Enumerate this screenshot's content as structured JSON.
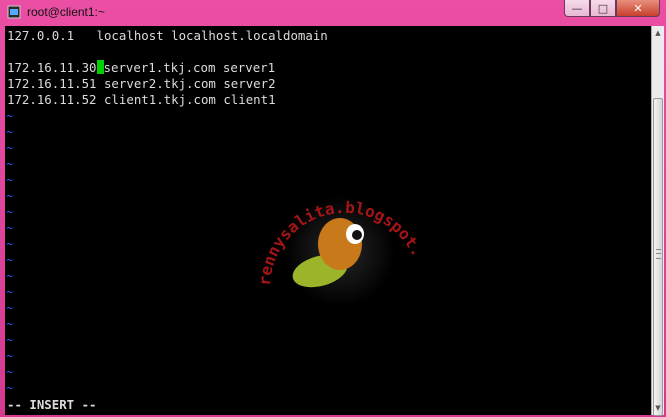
{
  "window": {
    "title": "root@client1:~",
    "buttons": {
      "minimize": "—",
      "maximize": "□",
      "close": "✕"
    }
  },
  "terminal": {
    "lines": [
      "127.0.0.1   localhost localhost.localdomain",
      "",
      "172.16.11.30",
      "172.16.11.51 server2.tkj.com server2",
      "172.16.11.52 client1.tkj.com client1"
    ],
    "line3_after_cursor": "server1.tkj.com server1",
    "tilde": "~",
    "status": "-- INSERT --"
  },
  "watermark": {
    "text": "rennysalita.blogspot.com"
  },
  "colors": {
    "titlebar": "#e04898",
    "background": "#000000",
    "text": "#dcdcdc",
    "cursor": "#00d000",
    "tilde": "#2650ff"
  }
}
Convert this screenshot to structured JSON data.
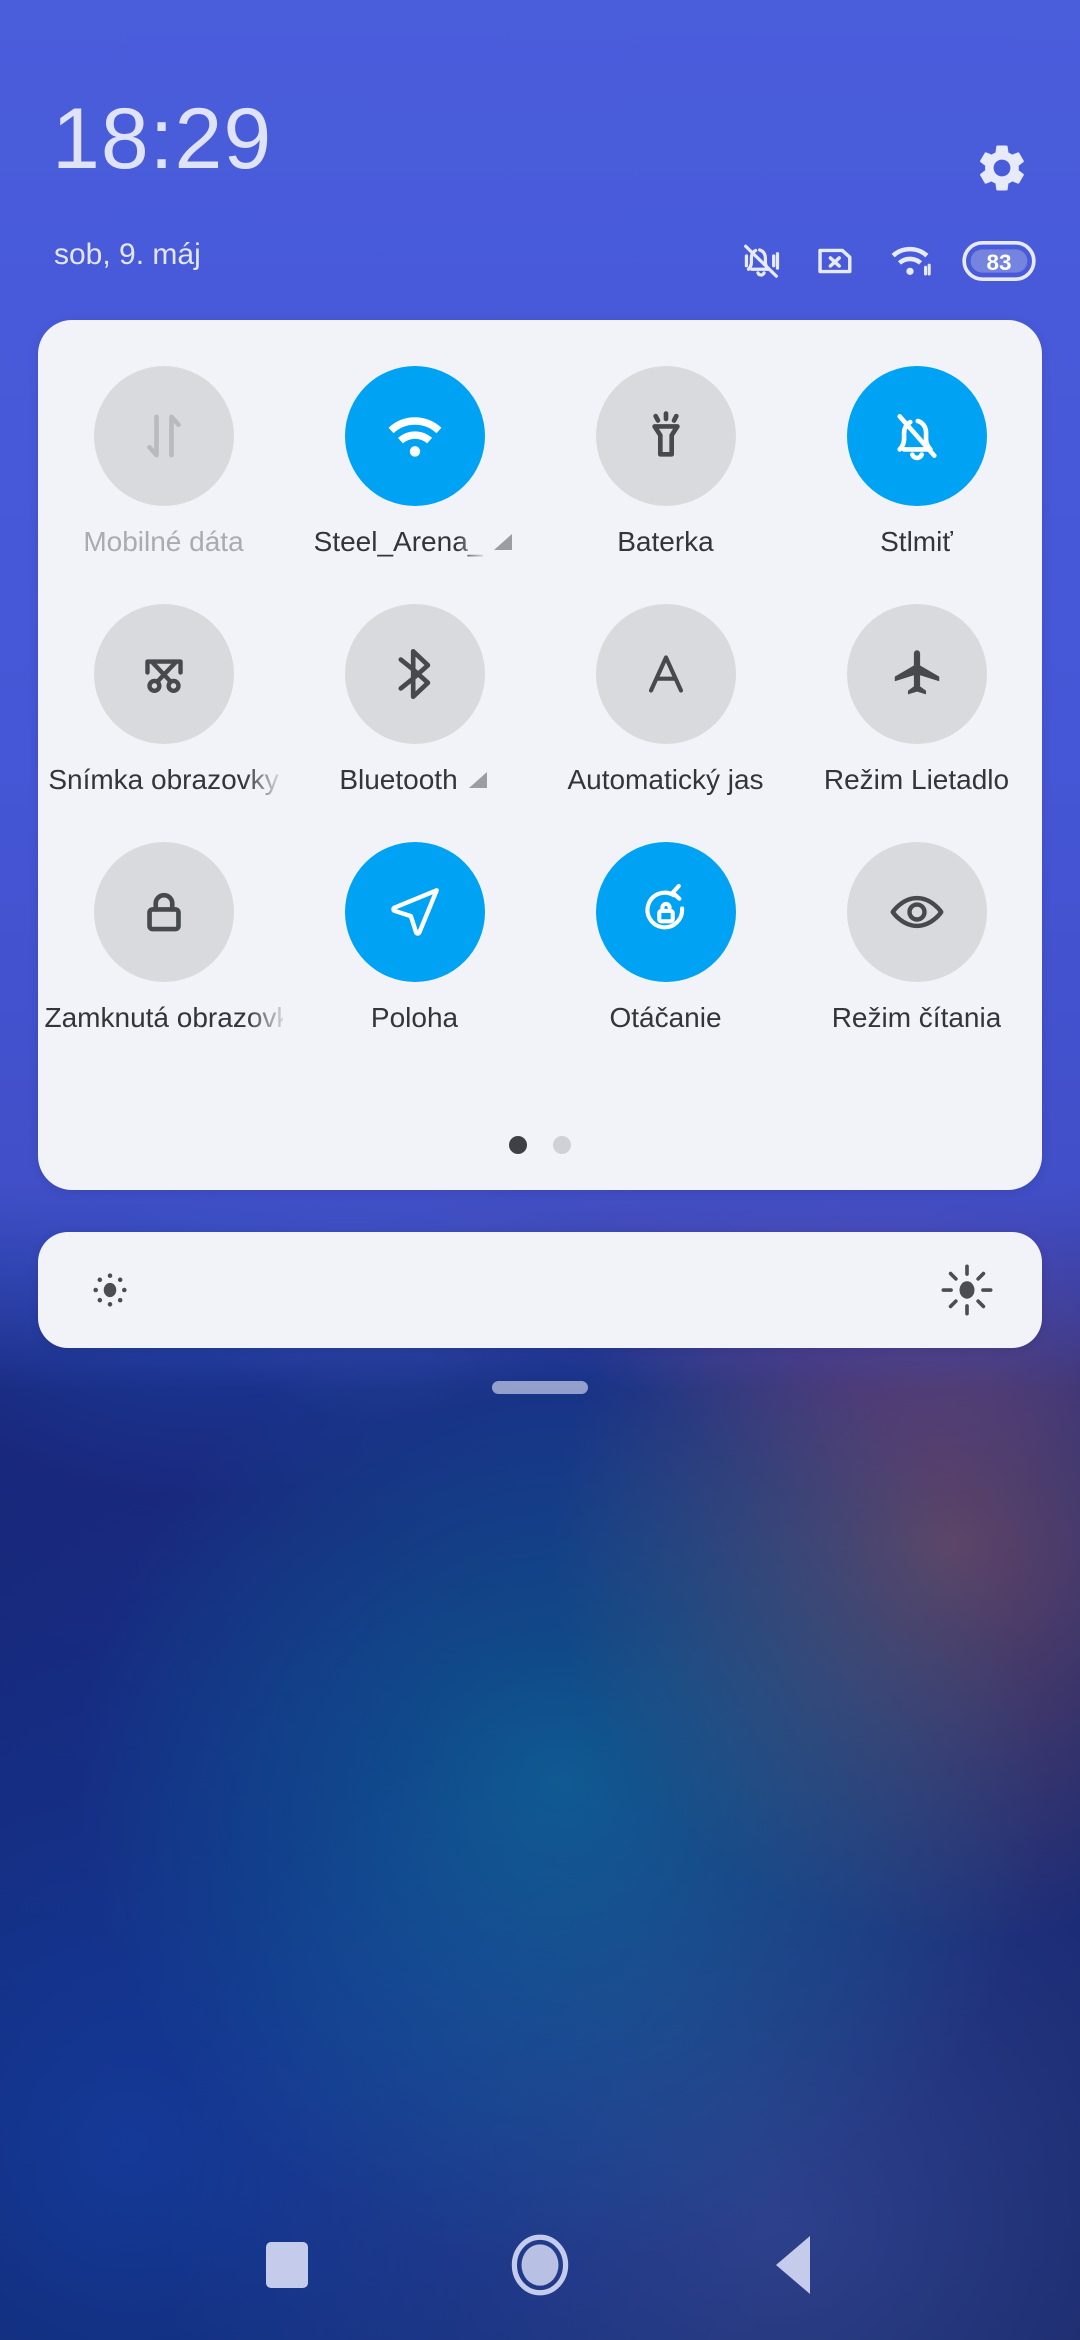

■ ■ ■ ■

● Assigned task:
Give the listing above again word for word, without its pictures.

● Solution:
Enumerate this screenshot's content as structured JSON.
{
  "window": {
    "title": "root@client1:~",
    "buttons": {
      "minimize": "—",
      "maximize": "□",
      "close": "✕"
    }
  },
  "terminal": {
    "lines": [
      "127.0.0.1   localhost localhost.localdomain",
      "",
      "172.16.11.30",
      "172.16.11.51 server2.tkj.com server2",
      "172.16.11.52 client1.tkj.com client1"
    ],
    "line3_after_cursor": "server1.tkj.com server1",
    "tilde": "~",
    "status": "-- INSERT --"
  },
  "watermark": {
    "text": "rennysalita.blogspot.com"
  },
  "colors": {
    "titlebar": "#e04898",
    "background": "#000000",
    "text": "#dcdcdc",
    "cursor": "#00d000",
    "tilde": "#2650ff"
  }
}
Convert this screenshot to structured JSON data.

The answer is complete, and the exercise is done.